↓

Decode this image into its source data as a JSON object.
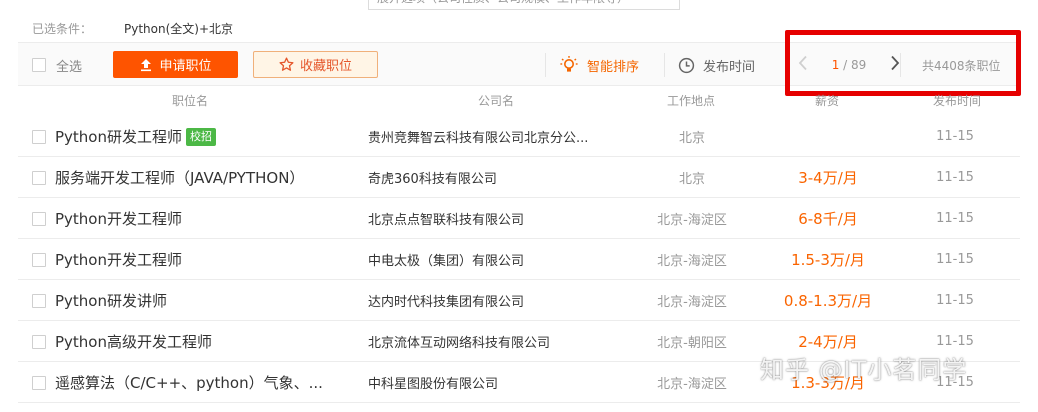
{
  "top_clip": "展开选项（公司性质、公司规模、工作年限等）",
  "conditions": {
    "label": "已选条件：",
    "value": "Python(全文)+北京"
  },
  "toolbar": {
    "select_all": "全选",
    "apply": "申请职位",
    "favorite": "收藏职位",
    "sort_smart": "智能排序",
    "sort_time": "发布时间",
    "page_current": "1",
    "page_total": "/ 89",
    "total": "共4408条职位"
  },
  "columns": {
    "title": "职位名",
    "company": "公司名",
    "location": "工作地点",
    "salary": "薪资",
    "date": "发布时间"
  },
  "jobs": [
    {
      "title": "Python研发工程师",
      "badge": "校招",
      "company": "贵州竞舞智云科技有限公司北京分公...",
      "location": "北京",
      "salary": "",
      "date": "11-15"
    },
    {
      "title": "服务端开发工程师（JAVA/PYTHON）",
      "badge": "",
      "company": "奇虎360科技有限公司",
      "location": "北京",
      "salary": "3-4万/月",
      "date": "11-15"
    },
    {
      "title": "Python开发工程师",
      "badge": "",
      "company": "北京点点智联科技有限公司",
      "location": "北京-海淀区",
      "salary": "6-8千/月",
      "date": "11-15"
    },
    {
      "title": "Python开发工程师",
      "badge": "",
      "company": "中电太极（集团）有限公司",
      "location": "北京-海淀区",
      "salary": "1.5-3万/月",
      "date": "11-15"
    },
    {
      "title": "Python研发讲师",
      "badge": "",
      "company": "达内时代科技集团有限公司",
      "location": "北京-海淀区",
      "salary": "0.8-1.3万/月",
      "date": "11-15"
    },
    {
      "title": "Python高级开发工程师",
      "badge": "",
      "company": "北京流体互动网络科技有限公司",
      "location": "北京-朝阳区",
      "salary": "2-4万/月",
      "date": "11-15"
    },
    {
      "title": "遥感算法（C/C++、python）气象、...",
      "badge": "",
      "company": "中科星图股份有限公司",
      "location": "北京-海淀区",
      "salary": "1.3-3万/月",
      "date": "11-15"
    }
  ],
  "watermark": "知乎 @IT小茗同学",
  "colors": {
    "accent": "#fe5400",
    "salary": "#fa6400",
    "badge": "#4cb846",
    "highlight": "#e60000"
  }
}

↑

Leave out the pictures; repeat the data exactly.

- [Result]
Decode this image into its source data as a JSON object.
{
  "top_clip": "展开选项（公司性质、公司规模、工作年限等）",
  "conditions": {
    "label": "已选条件：",
    "value": "Python(全文)+北京"
  },
  "toolbar": {
    "select_all": "全选",
    "apply": "申请职位",
    "favorite": "收藏职位",
    "sort_smart": "智能排序",
    "sort_time": "发布时间",
    "page_current": "1",
    "page_total": "/ 89",
    "total": "共4408条职位"
  },
  "columns": {
    "title": "职位名",
    "company": "公司名",
    "location": "工作地点",
    "salary": "薪资",
    "date": "发布时间"
  },
  "jobs": [
    {
      "title": "Python研发工程师",
      "badge": "校招",
      "company": "贵州竞舞智云科技有限公司北京分公...",
      "location": "北京",
      "salary": "",
      "date": "11-15"
    },
    {
      "title": "服务端开发工程师（JAVA/PYTHON）",
      "badge": "",
      "company": "奇虎360科技有限公司",
      "location": "北京",
      "salary": "3-4万/月",
      "date": "11-15"
    },
    {
      "title": "Python开发工程师",
      "badge": "",
      "company": "北京点点智联科技有限公司",
      "location": "北京-海淀区",
      "salary": "6-8千/月",
      "date": "11-15"
    },
    {
      "title": "Python开发工程师",
      "badge": "",
      "company": "中电太极（集团）有限公司",
      "location": "北京-海淀区",
      "salary": "1.5-3万/月",
      "date": "11-15"
    },
    {
      "title": "Python研发讲师",
      "badge": "",
      "company": "达内时代科技集团有限公司",
      "location": "北京-海淀区",
      "salary": "0.8-1.3万/月",
      "date": "11-15"
    },
    {
      "title": "Python高级开发工程师",
      "badge": "",
      "company": "北京流体互动网络科技有限公司",
      "location": "北京-朝阳区",
      "salary": "2-4万/月",
      "date": "11-15"
    },
    {
      "title": "遥感算法（C/C++、python）气象、...",
      "badge": "",
      "company": "中科星图股份有限公司",
      "location": "北京-海淀区",
      "salary": "1.3-3万/月",
      "date": "11-15"
    }
  ],
  "watermark": "知乎 @IT小茗同学",
  "colors": {
    "accent": "#fe5400",
    "salary": "#fa6400",
    "badge": "#4cb846",
    "highlight": "#e60000"
  }
}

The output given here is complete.